- dispute resolution
- court-ready evidence
- anti-counterfeiting measures.
The Evident Proof approach derives from its founders with work at the UK Microsoft Technology Centre. There they with Microsoft to see if they could create an immutable, unhackable and 100% verifiable database using blockchain and Ethereum.
The Evident Proof service works by encrypting digital records that are delivered to the platform, and immutably storing them on the system’s proof chain. Data owners, or permissioned third parties, can then request proof certificates when verification of provenance, authenticity, or compliance is needed.

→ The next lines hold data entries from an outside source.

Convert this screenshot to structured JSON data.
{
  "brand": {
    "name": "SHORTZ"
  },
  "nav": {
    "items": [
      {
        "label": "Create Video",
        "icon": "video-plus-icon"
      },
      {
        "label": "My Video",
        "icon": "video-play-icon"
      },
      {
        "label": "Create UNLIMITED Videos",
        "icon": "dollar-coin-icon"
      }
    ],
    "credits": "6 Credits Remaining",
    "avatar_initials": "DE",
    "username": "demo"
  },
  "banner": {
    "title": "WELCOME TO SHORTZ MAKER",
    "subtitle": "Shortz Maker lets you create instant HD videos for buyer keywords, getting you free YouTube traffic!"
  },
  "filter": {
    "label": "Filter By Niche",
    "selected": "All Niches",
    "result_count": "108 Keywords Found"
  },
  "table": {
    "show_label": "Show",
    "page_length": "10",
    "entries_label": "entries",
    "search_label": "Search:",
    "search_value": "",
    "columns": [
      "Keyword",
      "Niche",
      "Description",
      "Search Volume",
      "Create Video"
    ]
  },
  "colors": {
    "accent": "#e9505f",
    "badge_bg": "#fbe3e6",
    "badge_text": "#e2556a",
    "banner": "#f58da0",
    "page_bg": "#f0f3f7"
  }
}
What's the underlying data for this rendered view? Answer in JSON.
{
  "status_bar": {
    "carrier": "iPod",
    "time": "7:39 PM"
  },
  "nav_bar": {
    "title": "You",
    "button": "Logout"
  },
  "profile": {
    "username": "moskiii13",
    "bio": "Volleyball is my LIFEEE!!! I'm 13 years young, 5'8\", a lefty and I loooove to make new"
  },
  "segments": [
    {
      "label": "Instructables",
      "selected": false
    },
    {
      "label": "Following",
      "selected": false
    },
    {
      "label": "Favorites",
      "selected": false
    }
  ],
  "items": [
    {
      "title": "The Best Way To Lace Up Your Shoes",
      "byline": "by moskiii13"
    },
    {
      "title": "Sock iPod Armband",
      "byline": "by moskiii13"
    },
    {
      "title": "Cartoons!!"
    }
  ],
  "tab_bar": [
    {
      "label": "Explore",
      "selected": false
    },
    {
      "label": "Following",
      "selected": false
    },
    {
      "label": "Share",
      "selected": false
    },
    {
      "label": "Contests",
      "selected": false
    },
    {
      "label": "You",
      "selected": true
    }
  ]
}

The mechanism for requesting proof certificates is the Evident Proof token, which is only generated at the point that data is stored on the platform. Tokens are the property of the data owners, who can use them to request proof certificates, to provide permission to third parties to request evidence, or to pay service fees.
The ‘proof chain’ that Evident Proof has developed is a public blockchain plus a private blockchain. The public blockchain ensures immutability, while the private chain is used to increase speed and as a secondary level of verification.
The implementation approach exploits the Ethereum Blockchain infrastructure, with cloud platform-as-a-service (PaaS) technology, the use of ‘Restful’ messaging and Ethereum smart contracts. Two domains of architecture exist (more detail is available here):
- the Primary Service User Organisation Architecture; although this will vary from organisation to organisation it exposes two elements (by aggregation) as a business function abstraction (of all the user behaviour) and a system software element (as an abstraction of the ‘local evident agent’ installed into an organisation’s IT)
- the second architecture is the PaaS, a componentised and optimised architecture of the Evident Token central infrastructure; this approach has a high dependence on established PaaS elements which enables flexibility when choosing and orchestrating elements which in turn will configure and operate via scripted programs.
What does this mean
Evident Proof regards its approach as revolutionary. It asserts “Evident Proof is set to revolutionise this market, and will be holding a token sale in the second quarter of 2018.”
Yet it is not the first to suggest the merits. The UK’s Ministry of Justice has considered how blockchains might assist the courts and associated processes.
While the relevance seems clear, the mention of the Evident Proof aspiration to launch a token sale opens up different issues. Token sales may be all the rage. But their reputation is not yet for the very qualities that Evident Proof wishes to deliver: dependability, immutability and accessibility. For ET that raises at least an orange flag.